Listed records:

━━━━━━━━

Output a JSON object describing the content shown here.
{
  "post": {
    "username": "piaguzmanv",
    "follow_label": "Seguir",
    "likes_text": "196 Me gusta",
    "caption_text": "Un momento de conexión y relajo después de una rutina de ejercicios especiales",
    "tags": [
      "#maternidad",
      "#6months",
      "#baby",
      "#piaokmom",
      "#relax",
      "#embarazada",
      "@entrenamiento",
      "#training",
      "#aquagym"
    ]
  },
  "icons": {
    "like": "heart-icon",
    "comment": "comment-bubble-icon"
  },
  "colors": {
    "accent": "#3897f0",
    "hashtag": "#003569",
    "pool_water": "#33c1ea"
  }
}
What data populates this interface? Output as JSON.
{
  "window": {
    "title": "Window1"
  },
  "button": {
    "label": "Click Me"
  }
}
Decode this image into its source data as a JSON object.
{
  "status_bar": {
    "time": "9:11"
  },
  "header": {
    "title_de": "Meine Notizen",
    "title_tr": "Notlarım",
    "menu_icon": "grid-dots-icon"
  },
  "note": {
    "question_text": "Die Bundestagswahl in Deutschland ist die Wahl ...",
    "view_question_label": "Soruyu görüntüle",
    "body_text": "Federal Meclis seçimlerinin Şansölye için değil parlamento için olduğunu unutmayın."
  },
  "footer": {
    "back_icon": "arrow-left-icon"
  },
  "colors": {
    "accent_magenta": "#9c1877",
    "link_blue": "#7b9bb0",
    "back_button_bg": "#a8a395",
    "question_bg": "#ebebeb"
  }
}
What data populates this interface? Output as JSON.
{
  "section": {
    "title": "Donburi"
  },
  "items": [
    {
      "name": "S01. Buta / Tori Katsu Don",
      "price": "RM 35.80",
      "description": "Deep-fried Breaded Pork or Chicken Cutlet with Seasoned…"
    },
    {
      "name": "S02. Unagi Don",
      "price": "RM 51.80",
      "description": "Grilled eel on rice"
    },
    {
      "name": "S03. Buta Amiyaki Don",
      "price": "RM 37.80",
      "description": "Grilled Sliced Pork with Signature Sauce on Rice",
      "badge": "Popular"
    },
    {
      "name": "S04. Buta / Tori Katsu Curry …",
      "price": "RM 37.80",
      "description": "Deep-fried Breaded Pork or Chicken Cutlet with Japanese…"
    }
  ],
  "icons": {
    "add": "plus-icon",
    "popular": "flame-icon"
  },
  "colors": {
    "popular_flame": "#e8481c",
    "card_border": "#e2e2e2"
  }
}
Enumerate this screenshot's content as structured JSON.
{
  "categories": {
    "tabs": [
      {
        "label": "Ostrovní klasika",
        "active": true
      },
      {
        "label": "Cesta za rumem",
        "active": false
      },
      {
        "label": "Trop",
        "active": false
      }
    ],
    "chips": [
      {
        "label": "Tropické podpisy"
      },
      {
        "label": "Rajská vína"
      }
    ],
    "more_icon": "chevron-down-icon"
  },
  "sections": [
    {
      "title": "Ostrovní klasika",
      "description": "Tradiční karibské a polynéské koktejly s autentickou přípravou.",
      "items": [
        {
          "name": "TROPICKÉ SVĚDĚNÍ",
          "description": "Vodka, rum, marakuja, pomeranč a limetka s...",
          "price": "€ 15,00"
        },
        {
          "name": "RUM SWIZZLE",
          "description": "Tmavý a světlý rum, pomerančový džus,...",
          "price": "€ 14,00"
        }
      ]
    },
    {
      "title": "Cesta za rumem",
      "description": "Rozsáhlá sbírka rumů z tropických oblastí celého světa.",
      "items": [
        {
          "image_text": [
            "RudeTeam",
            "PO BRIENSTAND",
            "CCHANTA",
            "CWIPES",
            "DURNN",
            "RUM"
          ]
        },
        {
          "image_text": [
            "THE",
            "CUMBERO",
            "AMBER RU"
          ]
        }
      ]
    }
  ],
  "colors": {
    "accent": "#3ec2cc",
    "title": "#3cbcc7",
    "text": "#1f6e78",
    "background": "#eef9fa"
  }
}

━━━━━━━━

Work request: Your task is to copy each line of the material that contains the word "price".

Reply to the exercise:
      "price": "RM 35.80",
      "price": "RM 51.80",
      "price": "RM 37.80",
      "price": "RM 37.80",
          "price": "€ 15,00"
          "price": "€ 14,00"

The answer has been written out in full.